poxic wrote:When a thing is deemed important, the part of the brain that noticed the thing (the telephone pole in the sidewalk) attempts to get the attention of "central command" (my conscious attention). If I'm too enthralled in texting someone to pay attention to my visual system's frantic hand-waving, I will collide with the pole and someone will upload the video to YouTube with "dumb woman texting while walking".
I refer to "central command" as though it were one thing, but that's a simplification. You've noticed how you are sometimes a very different person one day to the next, or with one group of friends compared to another. Our "selves" are built of masses of subroutines that can be triggered by the environment, and by other subroutines. There could be dozens running simultaneously, only a few of which you're noticing (brushing teeth while thinking of a song and digging to remember the words, while below the surface the emotions of the song are linking up with assorted memories of yours that carry the same emotion. Also breathing and pumping blood and standing upright and tuning out the sound of the garbage truck in the alley).
Our brains are massively parallel -- sight doesn't hinder hearing which doesn't hinder taste or touch. Our conscious attention can certainly be overwhelmed by data coming from one or another sense, but the processing of the other senses doesn't stop.

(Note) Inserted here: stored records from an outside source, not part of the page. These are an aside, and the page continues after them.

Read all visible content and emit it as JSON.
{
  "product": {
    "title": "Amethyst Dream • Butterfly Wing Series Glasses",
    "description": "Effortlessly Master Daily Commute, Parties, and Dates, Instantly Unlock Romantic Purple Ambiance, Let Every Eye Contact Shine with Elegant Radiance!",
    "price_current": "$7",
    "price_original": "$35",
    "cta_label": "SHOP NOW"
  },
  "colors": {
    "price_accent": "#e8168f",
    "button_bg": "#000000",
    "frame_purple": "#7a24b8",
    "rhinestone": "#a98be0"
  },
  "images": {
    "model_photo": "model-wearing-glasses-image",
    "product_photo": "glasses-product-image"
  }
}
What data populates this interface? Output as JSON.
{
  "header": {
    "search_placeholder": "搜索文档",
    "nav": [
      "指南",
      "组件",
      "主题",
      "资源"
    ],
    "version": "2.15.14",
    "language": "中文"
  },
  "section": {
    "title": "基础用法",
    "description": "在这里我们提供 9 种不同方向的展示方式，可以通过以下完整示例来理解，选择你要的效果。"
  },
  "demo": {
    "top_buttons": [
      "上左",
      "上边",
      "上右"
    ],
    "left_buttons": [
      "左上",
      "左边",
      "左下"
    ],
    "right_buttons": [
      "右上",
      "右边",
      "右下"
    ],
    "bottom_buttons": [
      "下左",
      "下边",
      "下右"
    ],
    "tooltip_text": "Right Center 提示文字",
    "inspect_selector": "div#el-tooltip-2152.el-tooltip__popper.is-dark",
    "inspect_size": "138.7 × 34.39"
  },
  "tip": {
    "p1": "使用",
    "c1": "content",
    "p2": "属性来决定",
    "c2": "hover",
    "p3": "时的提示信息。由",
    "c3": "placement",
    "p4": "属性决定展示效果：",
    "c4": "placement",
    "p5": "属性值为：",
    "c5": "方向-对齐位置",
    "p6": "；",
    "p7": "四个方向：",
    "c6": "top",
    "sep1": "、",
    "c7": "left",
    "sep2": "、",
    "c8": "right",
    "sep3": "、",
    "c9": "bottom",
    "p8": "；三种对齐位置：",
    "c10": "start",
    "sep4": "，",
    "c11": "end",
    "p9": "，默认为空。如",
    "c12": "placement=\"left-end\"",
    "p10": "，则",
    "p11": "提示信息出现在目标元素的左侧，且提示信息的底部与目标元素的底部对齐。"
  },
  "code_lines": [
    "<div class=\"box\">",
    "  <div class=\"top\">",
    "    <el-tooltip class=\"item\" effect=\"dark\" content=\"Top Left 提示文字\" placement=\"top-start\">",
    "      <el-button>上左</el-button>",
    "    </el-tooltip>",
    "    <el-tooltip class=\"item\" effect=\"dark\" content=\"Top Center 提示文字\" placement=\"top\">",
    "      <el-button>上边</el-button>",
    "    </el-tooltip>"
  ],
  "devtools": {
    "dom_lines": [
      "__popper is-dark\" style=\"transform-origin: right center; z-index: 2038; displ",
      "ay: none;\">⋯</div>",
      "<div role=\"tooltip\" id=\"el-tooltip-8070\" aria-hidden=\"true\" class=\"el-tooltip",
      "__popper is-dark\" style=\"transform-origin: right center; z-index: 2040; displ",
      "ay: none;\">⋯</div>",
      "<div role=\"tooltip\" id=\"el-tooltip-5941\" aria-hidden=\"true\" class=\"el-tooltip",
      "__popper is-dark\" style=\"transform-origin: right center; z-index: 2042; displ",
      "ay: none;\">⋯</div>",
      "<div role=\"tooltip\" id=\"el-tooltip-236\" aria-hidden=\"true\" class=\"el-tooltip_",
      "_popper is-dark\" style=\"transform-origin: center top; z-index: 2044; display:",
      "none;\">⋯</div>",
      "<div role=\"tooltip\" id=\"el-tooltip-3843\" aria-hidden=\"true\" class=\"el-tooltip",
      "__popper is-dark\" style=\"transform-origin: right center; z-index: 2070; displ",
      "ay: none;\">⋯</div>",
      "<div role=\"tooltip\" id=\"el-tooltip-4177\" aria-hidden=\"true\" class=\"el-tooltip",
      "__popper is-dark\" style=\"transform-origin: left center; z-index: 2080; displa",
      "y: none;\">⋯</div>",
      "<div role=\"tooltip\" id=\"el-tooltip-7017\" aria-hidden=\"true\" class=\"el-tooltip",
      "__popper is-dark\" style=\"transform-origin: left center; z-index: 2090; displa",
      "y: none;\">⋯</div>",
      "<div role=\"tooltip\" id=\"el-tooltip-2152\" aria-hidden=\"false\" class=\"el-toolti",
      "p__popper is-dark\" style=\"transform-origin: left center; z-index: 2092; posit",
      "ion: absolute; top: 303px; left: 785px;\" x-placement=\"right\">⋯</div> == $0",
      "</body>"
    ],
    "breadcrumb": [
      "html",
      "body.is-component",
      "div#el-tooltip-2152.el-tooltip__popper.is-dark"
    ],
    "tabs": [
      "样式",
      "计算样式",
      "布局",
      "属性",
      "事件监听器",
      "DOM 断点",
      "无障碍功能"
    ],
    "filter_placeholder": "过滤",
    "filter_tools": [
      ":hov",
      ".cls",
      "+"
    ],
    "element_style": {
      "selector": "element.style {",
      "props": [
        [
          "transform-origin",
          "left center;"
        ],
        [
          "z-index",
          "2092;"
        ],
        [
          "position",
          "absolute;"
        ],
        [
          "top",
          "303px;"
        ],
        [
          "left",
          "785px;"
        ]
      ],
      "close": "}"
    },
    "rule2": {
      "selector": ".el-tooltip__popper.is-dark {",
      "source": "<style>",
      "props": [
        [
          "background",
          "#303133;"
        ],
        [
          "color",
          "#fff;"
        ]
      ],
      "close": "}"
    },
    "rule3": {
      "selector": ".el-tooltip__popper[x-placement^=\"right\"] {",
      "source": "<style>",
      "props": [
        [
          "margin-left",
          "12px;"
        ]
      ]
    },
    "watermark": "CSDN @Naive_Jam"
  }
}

Very interesting! I think this is an extraordinarily insightful perspective, the idea of consciousness acting as "central command" organizing our brain's activity and responding to the demands and dangers of the external world. I agree with you fully on this point, and find it quite a fascinating look at the interface between subconscious neural activity and explicitly conscious attention, and how attention is divvied up from moment to moment. Cheers to this- full agreement from me on these points.
Now for my disagreement:
poxic wrote:What I believe, roughly, is this: selfhood is an illusion created by the brain to give humans narrativium, making it easier for them to cope with big things (e.g., life and death and other people). Having a story makes things easier, much easier, than not having one. Not only does this give us all of our religions, but also our sciences -- when we can say "this causes that", we can control things better. The more closely our stories conform to reality, the better our control. Our stories are good enough now to give us computers and rockets, but not immortality or immunity to all diseases.
To explain the self = illusion thing: there is no unique, unchanging "I" who is experiencing my life. There are, instead, many areas of my brain that process many, many things. These brain parts change their wiring over time as new data comes in and stale data is discarded.
I can see what you mean when you say "there is no unique, unchanging "I" who is experiencing my life", based on your description. However, I think this understanding of selfhood which takes into account changing moods, mental functions, and personalities (in the case of behaving differently around different people) does not get to the heart of the matter, the heart of what selfhood is.
I think the most central, fundamental core of selfhood is subjective experience. In my perspective, my self is the one which experiences my experiences, for example, the one who is experiencing the sound and meaning of these words as I type them. Regardless of what mood I'm in, or who I'm around, or even if I have a catastrophic brain injury such that my experiences are fragmented in a totally alien way to my normal mode of perception, my self is the one who experiences my experiences. I don't at all see how this self could be illusory- if I am having experiences, the one feeling the reality of those experiences is my self, plain and simple. Does this clarify my position?